Keeping your baby’s nails short and clean will minimize skin damage and potential infections from scratching.
9. Loose Clothing:
Dress your baby in loose-fitting, soft cotton clothing to reduce skin irritation and prevent excessive scratching.
10. Avoiding Irritants:
Keep your baby’s skin clean, and avoid using scented soaps, lotions, or other potential irritants.
While chickenpox can be distressing for both the baby and the parents, several treatments can help manage symptoms and ensure comfort. Always consult your paediatrician before starting any treatment, and keep a close watch on your baby’s symptoms to catch any complications early.
Neonatal Chickenpox Treatment
For neonates, hospital care might be required. They might receive antiviral treatment and immune support to help fight the virus.
NHS Guidelines on Chicken Pox
The NHS offers guidelines for treating chicken pox in infants, emphasizing the importance of avoiding certain medications and ensuring the baby stays hydrated.
Common Myths Debunked
- “Once Infected, They’re Protected for Life”: While it’s true that most people will only get chicken pox once, it’s possible (though rare) to call it a second time.
- “Chicken Pox is Just a Mild Illness”: For many, it is. However, as with any illness, complications can arise, especially in more vulnerable populations like infants.
Potential Complications and When to See a Doctor
While chickenpox is generally a mild illness, complications can arise, especially in infants.
Watch out for:
- Persistent high fever
- Difficulty breathing
- Areas of the rash becoming tender, red, or swollen (indicating a potential bacterial infection)
- Any signs of dehydration
Always consult a healthcare professional if you observe any of these symptoms or are simply concerned about your infant’s condition.
Read more about smallpox symptoms in child.
Conclusion – Chicken Pox in Newborns
In conclusion, while chicken pox is relatively rare in infants, it can still cause concern. Parents must be vigilant and take precautions to protect their little ones from this viral infection. Vaccination remains the most effective way of preventing chicken pox in babies.
Parents need to educate themselves about the risks associated with chicken pox and actively engage in preventive measures within their homes and communities. By understanding the importance of vaccination and maintaining hygienic practices, we can collectively reduce the impact of chicken pox on babies’ health.
Armed with this knowledge, you’re better prepared to handle chickenpox in infants. Always trust your instincts and consult with healthcare professionals. After all, it takes a village to raise a child!
Can my baby get chickenpox from an older sibling?
Yes, your baby can get chickenpox from an older sibling. Chickenpox is a highly contagious disease that can be spread through contact with the fluid from the blisters, the air, or saliva. If your older sibling has chickenpox, keeping them away from your baby until they are no longer contagious is important.
How long does chickenpox last in infants?
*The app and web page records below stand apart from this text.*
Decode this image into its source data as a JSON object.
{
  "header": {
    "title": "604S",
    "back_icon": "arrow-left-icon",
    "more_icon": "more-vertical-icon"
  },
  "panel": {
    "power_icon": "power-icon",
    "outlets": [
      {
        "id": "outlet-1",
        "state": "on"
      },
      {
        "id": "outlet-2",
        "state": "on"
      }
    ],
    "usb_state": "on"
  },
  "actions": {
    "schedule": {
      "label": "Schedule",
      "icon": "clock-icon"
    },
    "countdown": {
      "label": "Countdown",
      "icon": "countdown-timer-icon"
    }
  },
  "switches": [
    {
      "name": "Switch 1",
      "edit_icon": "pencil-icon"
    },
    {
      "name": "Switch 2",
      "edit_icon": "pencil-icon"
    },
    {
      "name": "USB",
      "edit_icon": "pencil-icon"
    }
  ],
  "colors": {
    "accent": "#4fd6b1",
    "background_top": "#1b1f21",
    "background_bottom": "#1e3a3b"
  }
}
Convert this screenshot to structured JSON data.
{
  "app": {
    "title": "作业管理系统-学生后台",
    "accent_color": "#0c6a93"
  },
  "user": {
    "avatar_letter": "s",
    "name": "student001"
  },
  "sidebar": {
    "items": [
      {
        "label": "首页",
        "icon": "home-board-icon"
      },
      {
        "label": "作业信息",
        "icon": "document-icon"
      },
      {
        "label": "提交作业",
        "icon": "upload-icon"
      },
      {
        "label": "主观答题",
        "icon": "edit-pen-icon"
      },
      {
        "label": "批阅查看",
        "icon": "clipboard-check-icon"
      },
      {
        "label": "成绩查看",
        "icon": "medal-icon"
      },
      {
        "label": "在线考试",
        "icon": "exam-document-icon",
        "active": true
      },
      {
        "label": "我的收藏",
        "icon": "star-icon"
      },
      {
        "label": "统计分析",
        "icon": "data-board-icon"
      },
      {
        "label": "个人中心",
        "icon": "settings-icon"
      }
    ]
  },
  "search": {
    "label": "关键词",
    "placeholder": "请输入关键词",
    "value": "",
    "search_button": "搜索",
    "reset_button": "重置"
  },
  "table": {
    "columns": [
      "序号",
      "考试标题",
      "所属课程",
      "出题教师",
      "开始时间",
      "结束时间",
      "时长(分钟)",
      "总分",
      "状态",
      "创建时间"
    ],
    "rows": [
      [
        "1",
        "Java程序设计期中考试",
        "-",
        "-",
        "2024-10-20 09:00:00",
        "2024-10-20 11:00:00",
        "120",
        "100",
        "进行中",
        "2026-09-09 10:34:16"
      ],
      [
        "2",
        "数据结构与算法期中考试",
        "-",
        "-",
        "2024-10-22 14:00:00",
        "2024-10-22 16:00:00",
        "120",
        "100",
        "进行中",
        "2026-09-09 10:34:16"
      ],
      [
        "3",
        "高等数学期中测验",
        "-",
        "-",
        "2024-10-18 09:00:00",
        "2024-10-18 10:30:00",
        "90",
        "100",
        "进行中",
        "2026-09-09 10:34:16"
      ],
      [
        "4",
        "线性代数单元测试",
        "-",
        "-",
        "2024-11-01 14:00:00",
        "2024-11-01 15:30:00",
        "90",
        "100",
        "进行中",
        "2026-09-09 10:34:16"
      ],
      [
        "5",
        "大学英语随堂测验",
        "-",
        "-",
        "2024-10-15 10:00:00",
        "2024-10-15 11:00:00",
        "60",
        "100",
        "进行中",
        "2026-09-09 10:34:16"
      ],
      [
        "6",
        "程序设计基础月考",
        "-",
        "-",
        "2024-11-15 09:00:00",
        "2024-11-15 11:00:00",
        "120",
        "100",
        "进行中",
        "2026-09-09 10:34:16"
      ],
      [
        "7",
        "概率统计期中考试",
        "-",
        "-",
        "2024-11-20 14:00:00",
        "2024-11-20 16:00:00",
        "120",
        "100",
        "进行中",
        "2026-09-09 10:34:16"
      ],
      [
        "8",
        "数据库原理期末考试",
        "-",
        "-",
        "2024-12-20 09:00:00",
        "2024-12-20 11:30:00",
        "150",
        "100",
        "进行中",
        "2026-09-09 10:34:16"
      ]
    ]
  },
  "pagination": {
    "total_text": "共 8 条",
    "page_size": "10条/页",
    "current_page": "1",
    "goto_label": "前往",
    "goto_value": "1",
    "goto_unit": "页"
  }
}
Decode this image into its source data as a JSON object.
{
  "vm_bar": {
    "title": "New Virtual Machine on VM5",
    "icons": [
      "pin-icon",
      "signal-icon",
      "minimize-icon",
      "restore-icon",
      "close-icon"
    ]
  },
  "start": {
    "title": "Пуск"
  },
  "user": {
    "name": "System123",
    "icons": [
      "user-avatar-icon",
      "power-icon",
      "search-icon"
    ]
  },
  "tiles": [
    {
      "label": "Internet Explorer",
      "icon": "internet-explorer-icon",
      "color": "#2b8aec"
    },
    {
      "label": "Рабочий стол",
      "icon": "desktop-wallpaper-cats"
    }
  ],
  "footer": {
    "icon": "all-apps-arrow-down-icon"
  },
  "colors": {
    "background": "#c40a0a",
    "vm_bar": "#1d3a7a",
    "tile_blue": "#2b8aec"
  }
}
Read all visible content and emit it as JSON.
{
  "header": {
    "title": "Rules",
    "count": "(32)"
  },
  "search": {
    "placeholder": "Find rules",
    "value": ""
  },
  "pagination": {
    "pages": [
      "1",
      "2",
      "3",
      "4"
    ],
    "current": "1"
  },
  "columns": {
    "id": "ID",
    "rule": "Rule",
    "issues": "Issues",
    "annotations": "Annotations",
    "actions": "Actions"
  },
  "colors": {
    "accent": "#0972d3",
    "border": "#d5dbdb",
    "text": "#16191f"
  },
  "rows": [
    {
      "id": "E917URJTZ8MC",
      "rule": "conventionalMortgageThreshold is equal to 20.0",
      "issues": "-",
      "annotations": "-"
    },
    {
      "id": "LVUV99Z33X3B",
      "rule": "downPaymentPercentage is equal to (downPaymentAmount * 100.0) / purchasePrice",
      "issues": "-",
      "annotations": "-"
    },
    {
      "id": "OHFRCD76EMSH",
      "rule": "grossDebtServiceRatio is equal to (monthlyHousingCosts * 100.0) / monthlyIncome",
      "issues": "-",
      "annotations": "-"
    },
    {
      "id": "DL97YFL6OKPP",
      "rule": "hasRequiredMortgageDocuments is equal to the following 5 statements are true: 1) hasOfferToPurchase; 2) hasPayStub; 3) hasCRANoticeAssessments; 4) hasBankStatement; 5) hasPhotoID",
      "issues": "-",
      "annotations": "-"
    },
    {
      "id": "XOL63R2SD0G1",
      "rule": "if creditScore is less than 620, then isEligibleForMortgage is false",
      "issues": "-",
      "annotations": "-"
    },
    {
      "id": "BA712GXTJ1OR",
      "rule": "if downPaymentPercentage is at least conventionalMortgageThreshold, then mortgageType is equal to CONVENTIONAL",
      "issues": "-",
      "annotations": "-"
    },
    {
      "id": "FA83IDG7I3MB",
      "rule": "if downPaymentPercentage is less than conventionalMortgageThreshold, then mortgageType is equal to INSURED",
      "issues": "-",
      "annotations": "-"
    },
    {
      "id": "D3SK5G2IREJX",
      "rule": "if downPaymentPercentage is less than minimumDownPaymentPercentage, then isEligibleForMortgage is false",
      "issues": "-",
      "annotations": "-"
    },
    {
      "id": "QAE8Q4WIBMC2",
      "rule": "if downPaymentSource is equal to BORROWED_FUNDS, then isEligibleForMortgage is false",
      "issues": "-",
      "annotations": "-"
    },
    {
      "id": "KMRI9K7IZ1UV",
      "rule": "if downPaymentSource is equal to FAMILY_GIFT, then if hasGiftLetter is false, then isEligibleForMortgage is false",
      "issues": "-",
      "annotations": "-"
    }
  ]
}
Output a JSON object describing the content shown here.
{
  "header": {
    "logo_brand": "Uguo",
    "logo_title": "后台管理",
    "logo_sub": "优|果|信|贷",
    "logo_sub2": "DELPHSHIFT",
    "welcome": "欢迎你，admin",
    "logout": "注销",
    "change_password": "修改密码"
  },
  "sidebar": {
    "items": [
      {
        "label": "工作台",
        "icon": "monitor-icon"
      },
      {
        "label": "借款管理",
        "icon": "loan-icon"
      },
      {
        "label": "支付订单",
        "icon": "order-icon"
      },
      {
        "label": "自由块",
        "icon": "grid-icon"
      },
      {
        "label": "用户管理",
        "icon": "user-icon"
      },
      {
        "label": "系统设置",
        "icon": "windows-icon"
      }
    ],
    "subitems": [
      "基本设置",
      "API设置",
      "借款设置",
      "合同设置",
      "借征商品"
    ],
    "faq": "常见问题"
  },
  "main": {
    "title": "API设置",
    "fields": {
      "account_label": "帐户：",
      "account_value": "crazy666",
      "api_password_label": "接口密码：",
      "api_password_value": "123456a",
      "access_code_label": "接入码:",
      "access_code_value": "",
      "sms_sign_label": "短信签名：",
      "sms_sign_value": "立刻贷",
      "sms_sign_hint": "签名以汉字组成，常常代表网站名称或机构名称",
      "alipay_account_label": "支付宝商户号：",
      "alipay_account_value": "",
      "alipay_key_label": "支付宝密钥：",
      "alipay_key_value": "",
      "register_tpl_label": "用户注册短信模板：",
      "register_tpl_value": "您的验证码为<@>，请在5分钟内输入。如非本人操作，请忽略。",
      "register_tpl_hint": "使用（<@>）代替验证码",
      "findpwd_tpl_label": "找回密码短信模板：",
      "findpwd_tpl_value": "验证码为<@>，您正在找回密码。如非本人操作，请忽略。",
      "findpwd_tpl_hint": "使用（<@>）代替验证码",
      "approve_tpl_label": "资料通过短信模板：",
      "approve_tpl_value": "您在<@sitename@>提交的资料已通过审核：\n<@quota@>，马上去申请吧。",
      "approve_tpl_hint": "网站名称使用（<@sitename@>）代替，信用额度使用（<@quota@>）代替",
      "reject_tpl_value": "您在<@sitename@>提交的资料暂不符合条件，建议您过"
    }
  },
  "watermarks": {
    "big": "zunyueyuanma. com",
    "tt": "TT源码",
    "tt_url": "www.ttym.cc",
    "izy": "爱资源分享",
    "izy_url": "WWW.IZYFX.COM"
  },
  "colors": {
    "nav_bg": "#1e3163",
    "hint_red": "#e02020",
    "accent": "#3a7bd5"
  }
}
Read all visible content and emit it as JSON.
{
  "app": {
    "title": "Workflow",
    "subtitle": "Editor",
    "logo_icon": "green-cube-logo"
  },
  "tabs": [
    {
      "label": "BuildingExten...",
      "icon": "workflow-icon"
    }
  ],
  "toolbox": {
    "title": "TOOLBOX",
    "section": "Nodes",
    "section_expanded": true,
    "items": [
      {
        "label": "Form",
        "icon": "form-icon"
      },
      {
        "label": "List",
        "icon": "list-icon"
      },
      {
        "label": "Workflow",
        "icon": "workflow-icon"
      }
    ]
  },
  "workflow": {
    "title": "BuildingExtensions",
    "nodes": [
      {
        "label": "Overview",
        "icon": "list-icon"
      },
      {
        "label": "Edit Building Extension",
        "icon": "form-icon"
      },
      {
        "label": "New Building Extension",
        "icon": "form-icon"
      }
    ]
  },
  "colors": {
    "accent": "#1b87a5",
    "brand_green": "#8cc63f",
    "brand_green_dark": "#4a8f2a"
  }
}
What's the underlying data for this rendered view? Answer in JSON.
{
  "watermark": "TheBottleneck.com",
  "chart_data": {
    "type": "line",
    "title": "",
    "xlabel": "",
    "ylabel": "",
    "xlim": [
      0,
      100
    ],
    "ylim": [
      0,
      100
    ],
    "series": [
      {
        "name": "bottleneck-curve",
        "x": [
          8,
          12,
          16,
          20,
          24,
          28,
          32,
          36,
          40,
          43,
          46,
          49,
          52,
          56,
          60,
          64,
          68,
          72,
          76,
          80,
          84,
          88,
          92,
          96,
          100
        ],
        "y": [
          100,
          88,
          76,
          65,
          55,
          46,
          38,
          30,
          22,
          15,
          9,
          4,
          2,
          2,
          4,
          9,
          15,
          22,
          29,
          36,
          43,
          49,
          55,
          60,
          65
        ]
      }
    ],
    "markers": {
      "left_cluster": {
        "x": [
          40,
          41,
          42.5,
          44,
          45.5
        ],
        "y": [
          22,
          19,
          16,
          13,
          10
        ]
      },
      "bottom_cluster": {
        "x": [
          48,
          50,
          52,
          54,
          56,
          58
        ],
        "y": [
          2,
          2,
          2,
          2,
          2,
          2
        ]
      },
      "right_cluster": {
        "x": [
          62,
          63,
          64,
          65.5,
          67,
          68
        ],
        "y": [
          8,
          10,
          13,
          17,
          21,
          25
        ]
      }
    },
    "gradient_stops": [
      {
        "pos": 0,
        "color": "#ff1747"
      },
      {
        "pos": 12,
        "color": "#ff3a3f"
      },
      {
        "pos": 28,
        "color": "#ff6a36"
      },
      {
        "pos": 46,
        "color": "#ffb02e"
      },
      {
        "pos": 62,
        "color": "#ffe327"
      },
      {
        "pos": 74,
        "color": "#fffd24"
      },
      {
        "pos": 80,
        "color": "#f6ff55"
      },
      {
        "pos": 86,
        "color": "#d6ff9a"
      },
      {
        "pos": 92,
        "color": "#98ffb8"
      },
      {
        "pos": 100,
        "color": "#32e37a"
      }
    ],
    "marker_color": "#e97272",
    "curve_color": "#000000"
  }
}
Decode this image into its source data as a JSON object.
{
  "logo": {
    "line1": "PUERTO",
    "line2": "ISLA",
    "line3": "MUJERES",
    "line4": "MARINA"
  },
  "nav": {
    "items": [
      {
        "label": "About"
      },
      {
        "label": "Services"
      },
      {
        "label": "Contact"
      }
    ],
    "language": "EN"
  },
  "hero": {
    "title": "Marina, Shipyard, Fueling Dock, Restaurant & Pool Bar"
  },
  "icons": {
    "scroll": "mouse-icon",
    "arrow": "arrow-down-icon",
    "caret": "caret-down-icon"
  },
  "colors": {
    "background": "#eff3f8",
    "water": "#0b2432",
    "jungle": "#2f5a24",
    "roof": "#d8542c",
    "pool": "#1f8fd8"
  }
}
Chickenpox usually lasts about 5-7 days in infants. The first symptoms are usually fever, headache, and tiredness. A rash will appear on the chest, back, and face a few days later. The rash will then spread to the rest of the body. The blisters will eventually crust over and fall off.
Is chickenpox more severe in neonates?
Yes, chickenpox is more severe in neonates (newborns up to 28 days old) than in older children. This is because neonates have not yet developed their immunity to the virus. Neonates with chickenpox are more likely to develop complications such as pneumonia, encephalitis, and sepsis.
Can babies under 1 get chickenpox?
Yes, babies under 1 can get chickenpox. The chickenpox virus can be spread through contact with the fluid from the blisters, the air, or saliva. Babies under 1 are more likely to get chickenpox from their mothers, who may have had the virus in the past.
Does breastfeeding stop chicken pox?
No, breastfeeding does not stop chickenpox. However, it can help to protect babies from some of the complications of chickenpox, such as pneumonia.
Can we drink milk during chicken pox?
Yes, you can drink milk during chickenpox. There is no evidence that milk makes chickenpox worse. In fact, milk can help to keep you hydrated, which is essential during chickenpox.